MS-DOS was doing well, but because of IBM, not any particular merit of the products. And of course, because by then you could clone the IBM PC. So dozens of companies who could never have come up with a computer from scratch like we did, could now enter the personal computer business. Naturally, that made them a potential threat. But they had not yet started to integrate in silicon, the era of the cheap PC was still years away. The best things from the PC: simple expansion bus that anyone could design to, and that $150 add-on FPU. That FPU made spreadsheets run 100x faster, and that alone justified that PC in business. It meant that, rather than just do your books in a spreadsheet, you could actually model complex things. I was very interested in getting an FPU in the Amiga. And of course, Zorro II was pretty easy to design for, and better still, easy for customers to use.
Apple was interesting. The MacOS, deep down, was a horrible, primitive thing. But the stuff on top was pure sex. They had (and still have) an amazing attention to detail that practically no one else bothers with. They had some very slick looking stuff, but the thing I found most dangerous to us was the fact they had retargetable graphics. Pretty early on, Commodore was backing a graphics card project at the University of Lowell, MA. This eventually saw a little production run as the Amiga 2410. The problem was, AmigaOS couldn’t use it… only Amiga UNIX. I saw this dependency on Amiga chips as a serious problem.
There was really nothing interesting about the Atari ST, other than its history. I did mention the C900 team. At one point while at Commodore, Jack had a few of the then C900 engineers (I guess they were the second team on the project) meeting “off-site” on some super secret project. This was probably late 1983 or early 1984. Shortly after Jack left, those guys all followed, and of course surfaced at Atari. With a new 68K computer that looked an awful lot like the second spin of the C900. Well, other than the fact it actually worked this time :-)
Robby: What’s in your view, the most groundbreaking Amiga innovation?
Dave: There was many…. that’s the main reason the Amiga was so amazing when it was first released. Most new computers might at best do one thing better. The Mac was seen as amazing due to the megapixel GUI display, most ignored the fact it was almost too slow to actually use, and that 512 pixel display didn’t deliver an honest 80 columns. The IBM PC… well, it was from a “real” computer company, that’s about it.
But the OS was the big, big win. Personal computers had been kind of re-inventing the 1970s, like IBM and Microsoft essentially cloning CP/M to make PC-DOS, in the early 80s. Or Apple building a GUI over a glorified Apple II DOS. But the AmigaOS was amazing at nearly every level: great architecture, very efficient multitasking, a powerful, device-independent DOS, command shell and GUI, automatic device configuration (which is still, IMHO, the correct way to do this kind of thing… Windows 7 still does it wrong).
This concludes part I of the interview.

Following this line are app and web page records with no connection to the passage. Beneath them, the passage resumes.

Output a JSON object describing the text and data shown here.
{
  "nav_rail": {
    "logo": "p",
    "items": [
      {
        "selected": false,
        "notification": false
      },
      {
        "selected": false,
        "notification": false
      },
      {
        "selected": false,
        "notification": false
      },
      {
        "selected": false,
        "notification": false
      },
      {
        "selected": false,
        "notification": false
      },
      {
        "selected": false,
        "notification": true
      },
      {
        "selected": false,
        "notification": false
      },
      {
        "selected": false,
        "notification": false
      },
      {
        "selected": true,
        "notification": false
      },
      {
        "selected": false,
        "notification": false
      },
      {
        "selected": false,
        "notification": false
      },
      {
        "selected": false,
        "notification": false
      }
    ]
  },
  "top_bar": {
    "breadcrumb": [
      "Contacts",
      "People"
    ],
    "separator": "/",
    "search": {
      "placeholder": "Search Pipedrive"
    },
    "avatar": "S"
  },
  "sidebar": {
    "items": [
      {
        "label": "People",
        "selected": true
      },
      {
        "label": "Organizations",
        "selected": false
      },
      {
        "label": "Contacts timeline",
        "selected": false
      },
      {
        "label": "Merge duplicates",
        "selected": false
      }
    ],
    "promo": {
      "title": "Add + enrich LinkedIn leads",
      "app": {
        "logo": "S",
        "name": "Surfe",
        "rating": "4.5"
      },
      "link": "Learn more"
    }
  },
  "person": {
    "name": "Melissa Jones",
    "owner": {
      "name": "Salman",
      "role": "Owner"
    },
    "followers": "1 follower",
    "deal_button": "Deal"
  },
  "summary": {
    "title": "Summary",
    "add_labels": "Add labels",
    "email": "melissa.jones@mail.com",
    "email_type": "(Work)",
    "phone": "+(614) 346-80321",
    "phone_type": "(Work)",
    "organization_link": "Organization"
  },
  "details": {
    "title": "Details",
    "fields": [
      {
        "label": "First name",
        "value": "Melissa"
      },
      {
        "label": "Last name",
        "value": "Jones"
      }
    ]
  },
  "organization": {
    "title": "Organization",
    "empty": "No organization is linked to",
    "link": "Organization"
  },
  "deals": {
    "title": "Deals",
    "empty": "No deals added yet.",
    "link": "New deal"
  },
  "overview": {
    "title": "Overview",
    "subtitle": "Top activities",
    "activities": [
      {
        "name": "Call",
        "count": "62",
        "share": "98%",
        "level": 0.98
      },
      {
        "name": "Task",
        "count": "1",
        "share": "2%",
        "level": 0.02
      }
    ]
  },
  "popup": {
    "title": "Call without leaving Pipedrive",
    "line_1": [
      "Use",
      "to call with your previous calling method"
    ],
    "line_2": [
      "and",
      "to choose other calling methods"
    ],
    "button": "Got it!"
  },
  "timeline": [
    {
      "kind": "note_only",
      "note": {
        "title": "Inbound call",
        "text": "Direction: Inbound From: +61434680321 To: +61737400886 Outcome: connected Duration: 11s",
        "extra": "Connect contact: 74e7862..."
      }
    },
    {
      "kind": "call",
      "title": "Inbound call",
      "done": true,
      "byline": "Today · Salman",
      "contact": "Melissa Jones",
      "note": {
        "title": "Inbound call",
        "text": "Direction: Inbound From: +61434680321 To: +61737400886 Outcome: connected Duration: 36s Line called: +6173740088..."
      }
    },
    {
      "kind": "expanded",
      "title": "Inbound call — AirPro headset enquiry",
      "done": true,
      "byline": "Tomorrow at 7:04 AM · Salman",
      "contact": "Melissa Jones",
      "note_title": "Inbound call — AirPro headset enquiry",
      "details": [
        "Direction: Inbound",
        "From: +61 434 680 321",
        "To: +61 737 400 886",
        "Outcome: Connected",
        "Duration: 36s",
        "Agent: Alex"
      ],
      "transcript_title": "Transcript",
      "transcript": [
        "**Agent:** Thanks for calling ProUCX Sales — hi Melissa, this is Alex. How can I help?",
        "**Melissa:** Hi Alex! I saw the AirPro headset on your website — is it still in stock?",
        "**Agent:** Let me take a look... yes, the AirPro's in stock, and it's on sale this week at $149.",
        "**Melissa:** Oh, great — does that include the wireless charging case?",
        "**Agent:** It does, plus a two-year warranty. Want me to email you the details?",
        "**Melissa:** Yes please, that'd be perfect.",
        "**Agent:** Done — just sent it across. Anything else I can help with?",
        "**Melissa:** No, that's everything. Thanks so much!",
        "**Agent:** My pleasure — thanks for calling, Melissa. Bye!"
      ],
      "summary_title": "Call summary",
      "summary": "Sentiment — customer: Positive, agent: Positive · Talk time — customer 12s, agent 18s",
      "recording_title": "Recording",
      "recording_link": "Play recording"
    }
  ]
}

Next Friday, Dave looks at “life after Commodore” and his experiences at Nomadio and Fortele and gives us an insider’s account of the last days of Commodore. All this, and the evolution of the AmigaOS after Commodore, in next Friday’s part II of Commodore Legends: Dave Haynie.